● Problem requirements: Check each line of the entries for "JSON" and report the ones that have it.

[Start of section]

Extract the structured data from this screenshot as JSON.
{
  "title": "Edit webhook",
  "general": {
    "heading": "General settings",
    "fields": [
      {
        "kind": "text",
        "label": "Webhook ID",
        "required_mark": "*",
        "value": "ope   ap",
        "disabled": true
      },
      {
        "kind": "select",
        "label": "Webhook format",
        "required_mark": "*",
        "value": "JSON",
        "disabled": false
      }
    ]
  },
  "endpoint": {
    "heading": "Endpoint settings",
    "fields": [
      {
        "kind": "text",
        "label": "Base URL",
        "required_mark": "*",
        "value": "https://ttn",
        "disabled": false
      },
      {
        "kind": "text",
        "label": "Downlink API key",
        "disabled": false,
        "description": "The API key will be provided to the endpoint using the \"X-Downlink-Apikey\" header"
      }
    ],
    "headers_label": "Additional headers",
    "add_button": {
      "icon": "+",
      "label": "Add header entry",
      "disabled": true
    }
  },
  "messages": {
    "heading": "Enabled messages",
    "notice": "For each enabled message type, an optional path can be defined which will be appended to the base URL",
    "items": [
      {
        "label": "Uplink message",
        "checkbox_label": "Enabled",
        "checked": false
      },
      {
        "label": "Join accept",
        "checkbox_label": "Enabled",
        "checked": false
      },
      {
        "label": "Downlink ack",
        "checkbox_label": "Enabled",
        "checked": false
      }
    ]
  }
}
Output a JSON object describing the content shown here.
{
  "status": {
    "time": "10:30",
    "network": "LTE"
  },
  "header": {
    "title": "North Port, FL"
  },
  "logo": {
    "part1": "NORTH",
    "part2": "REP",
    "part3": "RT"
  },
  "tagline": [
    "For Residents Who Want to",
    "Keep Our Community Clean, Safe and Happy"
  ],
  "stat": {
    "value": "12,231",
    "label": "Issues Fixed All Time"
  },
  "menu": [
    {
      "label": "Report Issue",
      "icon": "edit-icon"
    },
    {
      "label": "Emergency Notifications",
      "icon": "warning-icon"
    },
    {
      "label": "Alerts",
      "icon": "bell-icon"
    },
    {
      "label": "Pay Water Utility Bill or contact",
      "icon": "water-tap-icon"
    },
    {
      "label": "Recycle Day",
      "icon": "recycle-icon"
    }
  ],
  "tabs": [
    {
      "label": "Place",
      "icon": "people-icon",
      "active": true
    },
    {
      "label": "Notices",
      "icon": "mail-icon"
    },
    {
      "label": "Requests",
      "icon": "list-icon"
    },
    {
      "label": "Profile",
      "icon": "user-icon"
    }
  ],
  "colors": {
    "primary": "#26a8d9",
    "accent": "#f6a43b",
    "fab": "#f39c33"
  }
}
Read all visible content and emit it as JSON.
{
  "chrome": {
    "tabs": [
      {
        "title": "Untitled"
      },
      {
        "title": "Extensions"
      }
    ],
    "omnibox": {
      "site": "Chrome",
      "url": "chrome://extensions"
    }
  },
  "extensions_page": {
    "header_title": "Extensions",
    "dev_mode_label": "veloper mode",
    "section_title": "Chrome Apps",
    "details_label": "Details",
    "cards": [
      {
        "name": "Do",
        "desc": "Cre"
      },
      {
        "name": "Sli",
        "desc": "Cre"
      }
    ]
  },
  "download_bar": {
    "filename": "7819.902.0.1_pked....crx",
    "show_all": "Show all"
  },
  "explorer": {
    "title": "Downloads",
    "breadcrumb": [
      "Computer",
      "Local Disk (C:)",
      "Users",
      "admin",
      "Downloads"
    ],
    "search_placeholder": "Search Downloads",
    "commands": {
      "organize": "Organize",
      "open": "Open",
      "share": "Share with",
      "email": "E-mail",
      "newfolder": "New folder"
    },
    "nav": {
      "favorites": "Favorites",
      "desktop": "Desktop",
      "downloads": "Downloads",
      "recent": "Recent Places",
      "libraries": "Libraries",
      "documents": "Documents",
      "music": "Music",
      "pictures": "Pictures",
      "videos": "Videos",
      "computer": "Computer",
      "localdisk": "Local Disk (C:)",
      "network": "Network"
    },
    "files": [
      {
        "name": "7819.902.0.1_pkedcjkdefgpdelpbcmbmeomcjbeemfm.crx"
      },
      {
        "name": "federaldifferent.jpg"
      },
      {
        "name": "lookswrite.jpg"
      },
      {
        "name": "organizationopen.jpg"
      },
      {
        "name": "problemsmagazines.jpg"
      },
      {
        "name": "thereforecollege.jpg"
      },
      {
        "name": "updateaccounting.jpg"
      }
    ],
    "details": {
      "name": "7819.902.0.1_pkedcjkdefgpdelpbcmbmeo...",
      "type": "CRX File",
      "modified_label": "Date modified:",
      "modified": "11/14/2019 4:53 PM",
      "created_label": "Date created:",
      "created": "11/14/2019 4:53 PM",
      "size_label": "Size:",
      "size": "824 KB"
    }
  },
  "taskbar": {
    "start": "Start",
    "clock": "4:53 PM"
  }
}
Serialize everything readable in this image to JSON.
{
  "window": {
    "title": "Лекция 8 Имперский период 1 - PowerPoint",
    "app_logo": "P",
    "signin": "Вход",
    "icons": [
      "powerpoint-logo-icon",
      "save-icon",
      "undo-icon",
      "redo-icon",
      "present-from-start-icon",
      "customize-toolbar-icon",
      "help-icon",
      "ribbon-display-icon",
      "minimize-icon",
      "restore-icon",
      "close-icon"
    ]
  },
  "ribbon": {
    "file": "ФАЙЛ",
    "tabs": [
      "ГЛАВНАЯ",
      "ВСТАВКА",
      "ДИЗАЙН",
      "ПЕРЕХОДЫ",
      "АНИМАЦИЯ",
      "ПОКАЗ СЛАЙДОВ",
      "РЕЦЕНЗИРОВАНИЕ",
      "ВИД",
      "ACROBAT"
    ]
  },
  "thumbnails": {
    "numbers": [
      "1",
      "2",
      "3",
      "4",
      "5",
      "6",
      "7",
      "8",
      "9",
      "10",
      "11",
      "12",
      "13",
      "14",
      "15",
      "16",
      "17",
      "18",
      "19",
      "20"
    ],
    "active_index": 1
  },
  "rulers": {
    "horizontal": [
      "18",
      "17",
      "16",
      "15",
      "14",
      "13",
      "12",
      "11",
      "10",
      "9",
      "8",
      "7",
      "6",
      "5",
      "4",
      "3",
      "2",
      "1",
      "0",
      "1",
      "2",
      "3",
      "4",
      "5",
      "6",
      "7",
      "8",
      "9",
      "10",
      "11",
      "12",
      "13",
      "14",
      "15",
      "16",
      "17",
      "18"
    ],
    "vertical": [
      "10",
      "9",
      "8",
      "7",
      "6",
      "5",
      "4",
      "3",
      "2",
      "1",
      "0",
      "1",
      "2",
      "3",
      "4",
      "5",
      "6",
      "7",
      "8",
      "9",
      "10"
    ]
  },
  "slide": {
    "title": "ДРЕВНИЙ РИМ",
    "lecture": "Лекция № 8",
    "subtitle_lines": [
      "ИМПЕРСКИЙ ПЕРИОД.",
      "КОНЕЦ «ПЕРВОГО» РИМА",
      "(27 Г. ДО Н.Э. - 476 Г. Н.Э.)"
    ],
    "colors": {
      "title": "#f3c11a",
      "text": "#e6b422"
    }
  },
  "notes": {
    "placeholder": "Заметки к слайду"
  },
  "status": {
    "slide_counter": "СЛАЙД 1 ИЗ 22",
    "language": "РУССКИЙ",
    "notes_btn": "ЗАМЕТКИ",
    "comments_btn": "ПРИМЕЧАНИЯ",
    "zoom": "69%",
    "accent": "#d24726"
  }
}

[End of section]

● Exercise output:
Extract the structured data from this screenshot as JSON.
        "value": "JSON",
Output a JSON object describing the content shown here.
Read all visible content and emit it as JSON.
Serialize everything readable in this image to JSON.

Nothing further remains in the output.